Why did I feel the need to feel THAT MUCH gratitude EVERYDAY? I attended a new mother’s circle every Tuesday at the time (a wonderful resource for all pregnant families and new parents). There seemed to be three groups of people in my group. The ones with nursing challenges, the ones with sleeping challenges and the ones with relationship challenges. Some overlap, but it seems Goddess did not give any of us more than we could handle.

So many women around me struggled intensely with some aspect of nursing. I met a woman whose baby had a tongue tie, preventing a successful latch. The first doctor botched the procedure to “untie the tongue”, so they had to go through it again. He never quite latched. She pumped as long as she could and struggled at home by herself, sitting next to her crying baby, who wanted to be held, while pumping milk because it’s the healthier choice to formula.

I actually know multiple women with a very similar story, some who had the time and support to do the pumping, others who did not, and needed to eventually give a combination of breast milk and formula or just formula. This is heartbreaking for some women, who dreamed they would nurse until their babies naturally weaned themselves. Weaning being natural in most other countries at 3 or 4 years old, as opposed to 3 to 6 months like it is in this country.

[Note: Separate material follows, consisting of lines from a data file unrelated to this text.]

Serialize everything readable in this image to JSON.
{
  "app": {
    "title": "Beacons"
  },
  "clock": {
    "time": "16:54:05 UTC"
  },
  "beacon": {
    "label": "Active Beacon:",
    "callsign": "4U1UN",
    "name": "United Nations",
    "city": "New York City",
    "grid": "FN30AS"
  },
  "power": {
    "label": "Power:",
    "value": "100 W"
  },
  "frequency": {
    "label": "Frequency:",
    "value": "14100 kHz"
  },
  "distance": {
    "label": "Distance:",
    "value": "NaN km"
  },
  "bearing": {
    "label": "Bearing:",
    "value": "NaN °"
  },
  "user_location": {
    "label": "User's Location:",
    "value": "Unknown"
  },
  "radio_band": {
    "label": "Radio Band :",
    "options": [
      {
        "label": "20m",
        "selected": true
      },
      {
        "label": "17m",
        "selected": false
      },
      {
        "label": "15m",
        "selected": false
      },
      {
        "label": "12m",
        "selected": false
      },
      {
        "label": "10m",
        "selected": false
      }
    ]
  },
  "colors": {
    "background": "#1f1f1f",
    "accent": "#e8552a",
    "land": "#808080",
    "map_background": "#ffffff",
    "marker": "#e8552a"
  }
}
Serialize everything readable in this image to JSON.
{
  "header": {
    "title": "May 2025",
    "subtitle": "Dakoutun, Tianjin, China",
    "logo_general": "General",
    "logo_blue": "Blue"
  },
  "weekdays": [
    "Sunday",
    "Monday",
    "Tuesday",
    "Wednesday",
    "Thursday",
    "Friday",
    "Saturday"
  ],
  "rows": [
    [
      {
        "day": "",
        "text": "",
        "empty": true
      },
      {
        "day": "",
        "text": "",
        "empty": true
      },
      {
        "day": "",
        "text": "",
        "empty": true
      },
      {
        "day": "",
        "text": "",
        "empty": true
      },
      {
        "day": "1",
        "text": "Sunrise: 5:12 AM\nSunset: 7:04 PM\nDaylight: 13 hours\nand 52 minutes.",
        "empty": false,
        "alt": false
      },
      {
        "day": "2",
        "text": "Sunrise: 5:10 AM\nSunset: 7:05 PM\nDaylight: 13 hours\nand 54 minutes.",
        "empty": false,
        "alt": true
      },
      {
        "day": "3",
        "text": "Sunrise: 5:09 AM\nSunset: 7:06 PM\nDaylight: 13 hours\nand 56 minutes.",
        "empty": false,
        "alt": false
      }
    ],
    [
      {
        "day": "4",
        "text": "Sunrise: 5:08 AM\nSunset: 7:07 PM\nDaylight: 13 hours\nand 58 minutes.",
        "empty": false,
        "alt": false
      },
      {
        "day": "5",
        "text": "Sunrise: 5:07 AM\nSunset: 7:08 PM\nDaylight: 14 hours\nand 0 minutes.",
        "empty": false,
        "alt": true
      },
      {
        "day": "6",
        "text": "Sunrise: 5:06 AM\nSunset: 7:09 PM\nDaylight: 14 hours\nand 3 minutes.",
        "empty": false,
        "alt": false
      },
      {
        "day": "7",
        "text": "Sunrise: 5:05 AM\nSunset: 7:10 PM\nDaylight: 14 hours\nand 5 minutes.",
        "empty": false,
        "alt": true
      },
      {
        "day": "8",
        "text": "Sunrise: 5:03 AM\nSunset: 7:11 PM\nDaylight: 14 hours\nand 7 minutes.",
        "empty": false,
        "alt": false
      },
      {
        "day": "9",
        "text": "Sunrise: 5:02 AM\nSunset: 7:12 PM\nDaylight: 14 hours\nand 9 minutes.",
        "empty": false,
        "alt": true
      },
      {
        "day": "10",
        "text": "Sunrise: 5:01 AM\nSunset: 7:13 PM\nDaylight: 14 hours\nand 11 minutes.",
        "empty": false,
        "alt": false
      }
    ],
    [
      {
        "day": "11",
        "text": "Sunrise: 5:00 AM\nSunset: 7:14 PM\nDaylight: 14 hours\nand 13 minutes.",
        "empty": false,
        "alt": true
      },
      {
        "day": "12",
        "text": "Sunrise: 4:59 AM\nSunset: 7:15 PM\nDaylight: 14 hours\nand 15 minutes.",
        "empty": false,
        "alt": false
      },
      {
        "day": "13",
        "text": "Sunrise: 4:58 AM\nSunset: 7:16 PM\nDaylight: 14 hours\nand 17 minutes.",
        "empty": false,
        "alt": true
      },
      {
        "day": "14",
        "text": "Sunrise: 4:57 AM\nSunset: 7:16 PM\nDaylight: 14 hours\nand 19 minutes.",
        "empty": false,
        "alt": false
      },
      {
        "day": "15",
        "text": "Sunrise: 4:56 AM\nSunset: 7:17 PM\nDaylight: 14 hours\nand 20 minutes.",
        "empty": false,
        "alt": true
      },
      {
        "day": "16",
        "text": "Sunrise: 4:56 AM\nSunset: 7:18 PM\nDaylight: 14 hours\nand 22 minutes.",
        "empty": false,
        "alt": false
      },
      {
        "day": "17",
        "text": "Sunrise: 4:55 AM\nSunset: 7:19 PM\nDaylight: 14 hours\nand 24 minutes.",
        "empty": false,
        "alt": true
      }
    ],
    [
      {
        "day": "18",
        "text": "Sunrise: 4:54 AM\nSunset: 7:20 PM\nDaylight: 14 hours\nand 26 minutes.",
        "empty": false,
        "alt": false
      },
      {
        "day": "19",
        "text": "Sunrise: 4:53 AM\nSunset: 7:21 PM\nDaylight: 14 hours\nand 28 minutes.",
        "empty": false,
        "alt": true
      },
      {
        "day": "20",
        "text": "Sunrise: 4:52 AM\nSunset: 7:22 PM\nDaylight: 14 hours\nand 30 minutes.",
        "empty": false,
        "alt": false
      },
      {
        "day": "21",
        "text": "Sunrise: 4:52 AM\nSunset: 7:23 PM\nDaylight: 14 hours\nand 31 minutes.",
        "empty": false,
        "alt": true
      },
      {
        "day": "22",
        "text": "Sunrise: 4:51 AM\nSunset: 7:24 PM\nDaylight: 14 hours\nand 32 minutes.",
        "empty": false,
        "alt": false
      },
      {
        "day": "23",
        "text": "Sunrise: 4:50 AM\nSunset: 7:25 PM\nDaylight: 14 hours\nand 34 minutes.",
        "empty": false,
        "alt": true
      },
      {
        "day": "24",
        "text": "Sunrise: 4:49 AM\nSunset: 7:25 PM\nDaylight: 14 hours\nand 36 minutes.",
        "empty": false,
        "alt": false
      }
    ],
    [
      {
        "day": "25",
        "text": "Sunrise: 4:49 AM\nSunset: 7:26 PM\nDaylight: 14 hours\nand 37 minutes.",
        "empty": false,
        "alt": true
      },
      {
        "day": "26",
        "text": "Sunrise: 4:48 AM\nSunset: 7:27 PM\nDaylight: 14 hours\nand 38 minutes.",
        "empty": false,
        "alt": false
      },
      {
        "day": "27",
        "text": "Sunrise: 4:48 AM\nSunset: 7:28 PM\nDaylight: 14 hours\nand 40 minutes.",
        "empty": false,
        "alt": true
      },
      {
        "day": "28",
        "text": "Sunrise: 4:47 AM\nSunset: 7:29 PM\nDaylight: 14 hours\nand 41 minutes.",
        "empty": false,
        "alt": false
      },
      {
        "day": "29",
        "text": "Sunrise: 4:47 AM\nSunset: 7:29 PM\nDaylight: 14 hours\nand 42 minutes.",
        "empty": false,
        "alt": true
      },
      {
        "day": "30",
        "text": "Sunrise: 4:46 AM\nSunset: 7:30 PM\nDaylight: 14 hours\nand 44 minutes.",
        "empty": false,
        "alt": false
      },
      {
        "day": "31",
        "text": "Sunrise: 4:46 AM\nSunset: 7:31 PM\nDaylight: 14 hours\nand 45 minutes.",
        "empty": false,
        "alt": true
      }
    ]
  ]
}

Breastfeeding is generally a supply and demand system, and outside of a tongue tie or some other birthing related issue, it works. Except when it does not. For some reason, some women just do not make enough milk. You know how they realize it? They go for a one or two week check up and their baby has lost weight and their care providers are panicking and telling them to supplement with formula immediately. So they go home with their newborn and their “ill-producing breasts”, with NO IDEA what to do. Again, grateful to resources like Grow in Northampton, and the most incredible lactation consultant local to Northampton, Lex Beach.

These are just some of the things we don’t talk about in our culture. I like to think we live in a fairly evolved place, here in the valley, but I still get astonished looks from folks when I am out on the town with a toddler who can walk and talk suckling in a coffee shop, or at the farmer’s market, (sometimes while walking and talking).

This brings me to my next point which is about the sexual or sensual aspect of nursing. Yes, that is correct, breasts are for pleasure AND nurturing. They can be for both! Incredible, right?! Lactating mothers can experience pleasure from their breasts with their partners, and probably with their babies too. (Please women, speak up and tell I am not the only woman who has felt physically aroused while nursing.)

Not to mention that pleasure with actual intentional sensuality with a partner (who knew) makes your breasts leak or even squirt. Yes, thank you OXYTOCIN! The pleasure hormone, that gets the baby in, that gets the baby out, that feeds the baby…All is Love Friends, All is Love.


About Chaya Aronson

Chaya Leia Aronson, RN BSN is a bodyworker, health and sexuality coach, dancer, lover and mother. Chaya believes that we source our creative, life force expression through our pelvic bowls and if the energy is blocked here, it greatly affects our capacity to be our full authentic selves in the world. Her passion is to support pelvic and abdominal health and healing. The main forms of bodywork she practices are the Arvigo Techniques of Maya Abdominal Therapy® and Holistic Pelvic Care™. Bellydance, contact improvisation and yoga have been the central core of her spiritual and physical practice for over 20 years. She weaves the knowledge she’s gained about movement patterns and body structure with her playful and intuitive spirit to support her clients in actively healing their own bodies and spirits.